Volume 24, No. 5: S&P 500: 2014 Untaxed Foreign Earnings
All good things must end – but until then, party on. Or as a former Citigroup CEO famously said of leveraged lending, circa 2007: “…as long as the music is playing, you’ve got to get up and dance. We’re still dancing.”
When it comes to maximizing earnings by minimizing taxes, the music will never stop playing – only the tune will change. Unless the corporate income tax is repealed (don’t hold your breath), managers who have the duty and incentive to maximize the earnings for shareholders will have a complementary duty and incentive to minimize taxes.
While there seems to be no appetite for tax reform at the moment, there’s not much mystery these days to the way the untaxed foreign earnings game is played – and politicians are starting to be more vigilant about overseas inversions of U.S. companies for the purpose of lowering taxes. For example, last September saw the issuance of Treasury and Internal Revenue Service interpretations that killed the AbbVie/Shire deal. No notable inversion has occurred since.

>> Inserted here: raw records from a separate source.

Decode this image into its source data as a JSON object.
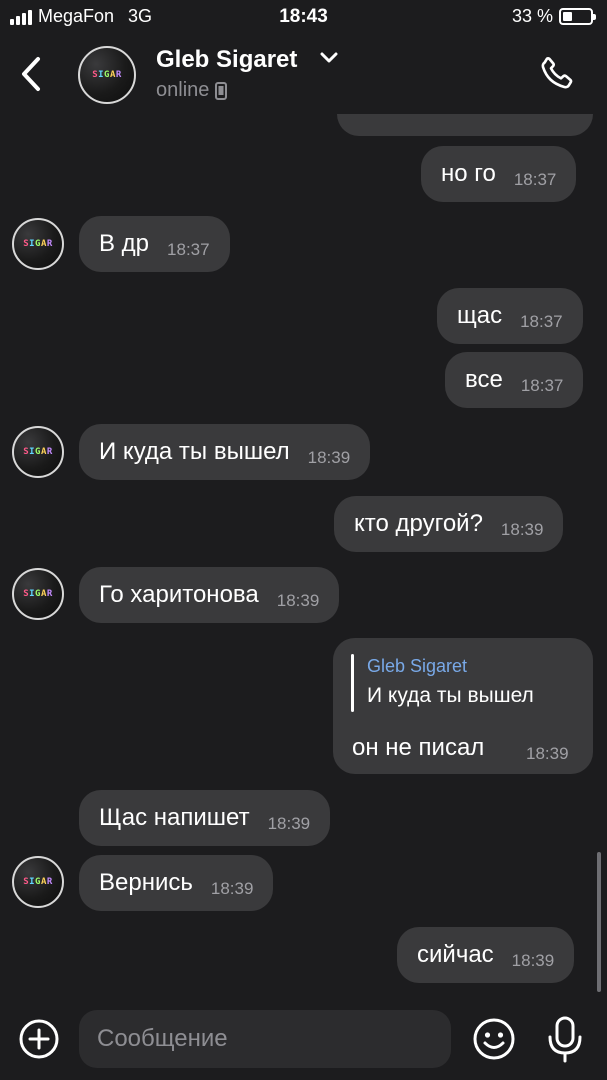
{
  "status_bar": {
    "carrier": "MegaFon",
    "network": "3G",
    "time": "18:43",
    "battery": "33 %",
    "battery_level": 0.33
  },
  "header": {
    "contact_name": "Gleb Sigaret",
    "status": "online",
    "avatar_logo": "SIGAR"
  },
  "messages": [
    {
      "side": "out",
      "text": "но го",
      "time": "18:37"
    },
    {
      "side": "in",
      "text": "В др",
      "time": "18:37"
    },
    {
      "side": "out",
      "text": "щас",
      "time": "18:37"
    },
    {
      "side": "out",
      "text": "все",
      "time": "18:37"
    },
    {
      "side": "in",
      "text": "И куда ты вышел",
      "time": "18:39"
    },
    {
      "side": "out",
      "text": "кто другой?",
      "time": "18:39"
    },
    {
      "side": "in",
      "text": "Го харитонова",
      "time": "18:39"
    },
    {
      "side": "out",
      "quote_author": "Gleb Sigaret",
      "quote_text": "И куда ты вышел",
      "text": "он не писал",
      "time": "18:39"
    },
    {
      "side": "in",
      "text": "Щас напишет",
      "time": "18:39"
    },
    {
      "side": "in",
      "text": "Вернись",
      "time": "18:39"
    },
    {
      "side": "out",
      "text": "сийчас",
      "time": "18:39"
    }
  ],
  "input": {
    "placeholder": "Сообщение"
  },
  "colors": {
    "background": "#1c1c1e",
    "bubble": "#3a3a3c",
    "quote_author": "#79a9e8",
    "muted": "#8e8e93"
  }
}
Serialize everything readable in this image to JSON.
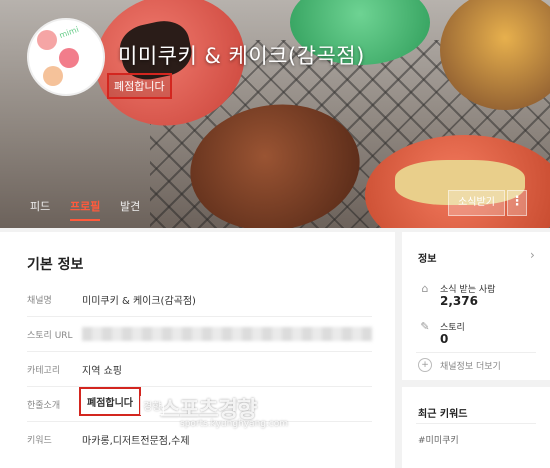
{
  "header": {
    "channel_name": "미미쿠키 & 케이크(감곡점)",
    "closed_badge": "폐점합니다",
    "avatar_text": "mimi"
  },
  "tabs": [
    {
      "label": "피드"
    },
    {
      "label": "프로필",
      "active": true
    },
    {
      "label": "발견"
    }
  ],
  "actions": {
    "subscribe_label": "소식받기",
    "more_label": "⋮"
  },
  "basic_info": {
    "title": "기본 정보",
    "rows": [
      {
        "label": "채널명",
        "value": "미미쿠키 & 케이크(감곡점)"
      },
      {
        "label": "스토리 URL",
        "value": ""
      },
      {
        "label": "카테고리",
        "value": "지역 쇼핑"
      },
      {
        "label": "한줄소개",
        "value": "폐점합니다"
      },
      {
        "label": "키워드",
        "value": "마카롱,디저트전문점,수제"
      }
    ]
  },
  "sidebar": {
    "info_title": "정보",
    "subscribers_label": "소식 받는 사람",
    "subscribers_value": "2,376",
    "stories_label": "스토리",
    "stories_value": "0",
    "more_link": "채널정보 더보기",
    "recent_keywords_title": "최근 키워드",
    "recent_keyword": "#미미쿠키"
  },
  "watermark": {
    "logo": "스포츠경향",
    "mark": "경향",
    "url": "sports.kyunghyang.com"
  },
  "colors": {
    "accent": "#ff5a3c",
    "highlight_box": "#d3261f"
  }
}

The pool of cumulative untaxed foreign earnings for 322 companies in the S&P 500 is now over $2.1trillion. Just last year’s untaxed foreign earnings totaled $182.4 billion – about 19% of the total net income for the index firms. If you’re worried about a company’s dependency on untaxed foreign earnings, it might not be a bad idea to start adding a pro forma deferred tax on foreign earnings when assessing a company’s earnings reports. In 2014, that pro forma charge would have sliced almost 9% from the earnings of affected companies – and over 6% from the total S&P 500 earnings.